Data for this task:
"""

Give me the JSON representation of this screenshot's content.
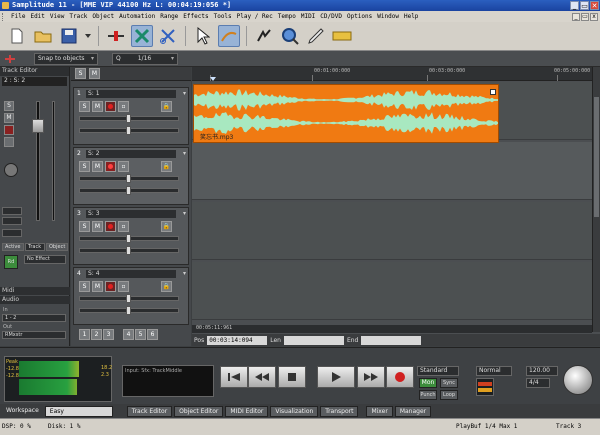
{
  "window": {
    "title": "Samplitude 11 - [MME VIP   44100 Hz L: 00:04:19:056 *]",
    "controls": [
      "_",
      "▭",
      "✕"
    ]
  },
  "menubar": {
    "items": [
      "File",
      "Edit",
      "View",
      "Track",
      "Object",
      "Automation",
      "Range",
      "Effects",
      "Tools",
      "Play / Rec",
      "Tempo",
      "MIDI",
      "CD/DVD",
      "Options",
      "Window",
      "Help"
    ],
    "mdi_controls": [
      "_",
      "▭",
      "x"
    ]
  },
  "toolbar": {
    "icons": [
      "new-project-icon",
      "open-project-icon",
      "save-project-icon",
      "save-dropdown-icon",
      "cut-icon",
      "split-icon",
      "scissors-icon",
      "pointer-tool-icon",
      "curve-tool-icon",
      "scrub-tool-icon",
      "zoom-tool-icon",
      "draw-tool-icon",
      "eraser-tool-icon"
    ]
  },
  "secbar": {
    "snap_label": "Snap to objects",
    "grid_label": "1/16",
    "grid_q": "Q"
  },
  "track_editor": {
    "header": "Track Editor",
    "track_name": "2 : S: 2",
    "buttons": [
      "S",
      "M"
    ],
    "mode_label": "Rd",
    "fx_label": "No Effect",
    "tabs": [
      "Active",
      "Track",
      "Object"
    ],
    "sections": [
      "Midi",
      "Audio"
    ],
    "in_label": "In",
    "in_value": "1 - 2",
    "out_label": "Out",
    "out_value": "RMxstr"
  },
  "tracks": [
    {
      "num": "1",
      "name": "S: 1",
      "selected": false,
      "rec_armed": false
    },
    {
      "num": "2",
      "name": "S: 2",
      "selected": true,
      "rec_armed": true
    },
    {
      "num": "3",
      "name": "S: 3",
      "selected": false,
      "rec_armed": false
    },
    {
      "num": "4",
      "name": "S: 4",
      "selected": false,
      "rec_armed": false
    }
  ],
  "track_header_bar": {
    "s": "S",
    "m": "M"
  },
  "groups": {
    "numbers": [
      "1",
      "2",
      "3",
      "4",
      "5",
      "6"
    ]
  },
  "ruler": {
    "labels": [
      "00:01:00:000",
      "00:03:00:000",
      "00:05:00:000"
    ]
  },
  "clip": {
    "name": "笑忘书.mp3",
    "color": "#f07a12",
    "wave_color": "#a8e8c0"
  },
  "position": {
    "time": "00:05:11:961",
    "pos_label": "Pos",
    "pos_value": "00:03:14:094",
    "len_label": "Len",
    "end_label": "End"
  },
  "vu": {
    "scale": [
      "Peak",
      "-12.8",
      "-12.8"
    ],
    "right_scale": [
      "18.2",
      "2.3"
    ],
    "level_left": 0.75,
    "level_right": 0.72
  },
  "transport": {
    "display_text": "Input: Sfx: TrackMiddle",
    "mode_standard": "Standard",
    "mode_mon": "Mon",
    "mode_sync": "Sync",
    "punch": "Punch",
    "loop": "Loop",
    "normal": "Normal",
    "bpm": "120.00",
    "signature": "4/4",
    "transport_icons": [
      "skip-back-icon",
      "rewind-icon",
      "stop-icon",
      "play-icon",
      "fast-forward-icon",
      "record-icon"
    ]
  },
  "bottom_tabs": {
    "workspace_label": "Workspace",
    "workspace_value": "Easy",
    "tabs": [
      "Track Editor",
      "Object Editor",
      "MIDI Editor",
      "Visualization",
      "Transport",
      "Mixer",
      "Manager"
    ]
  },
  "statusbar": {
    "dsp": "DSP: 0 %",
    "disk": "Disk: 1 %",
    "playbuf": "PlayBuf 1/4  Max 1",
    "track": "Track 3"
  }
}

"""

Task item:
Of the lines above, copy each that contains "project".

Response to the exercise:
      "new-project-icon",
      "open-project-icon",
      "save-project-icon",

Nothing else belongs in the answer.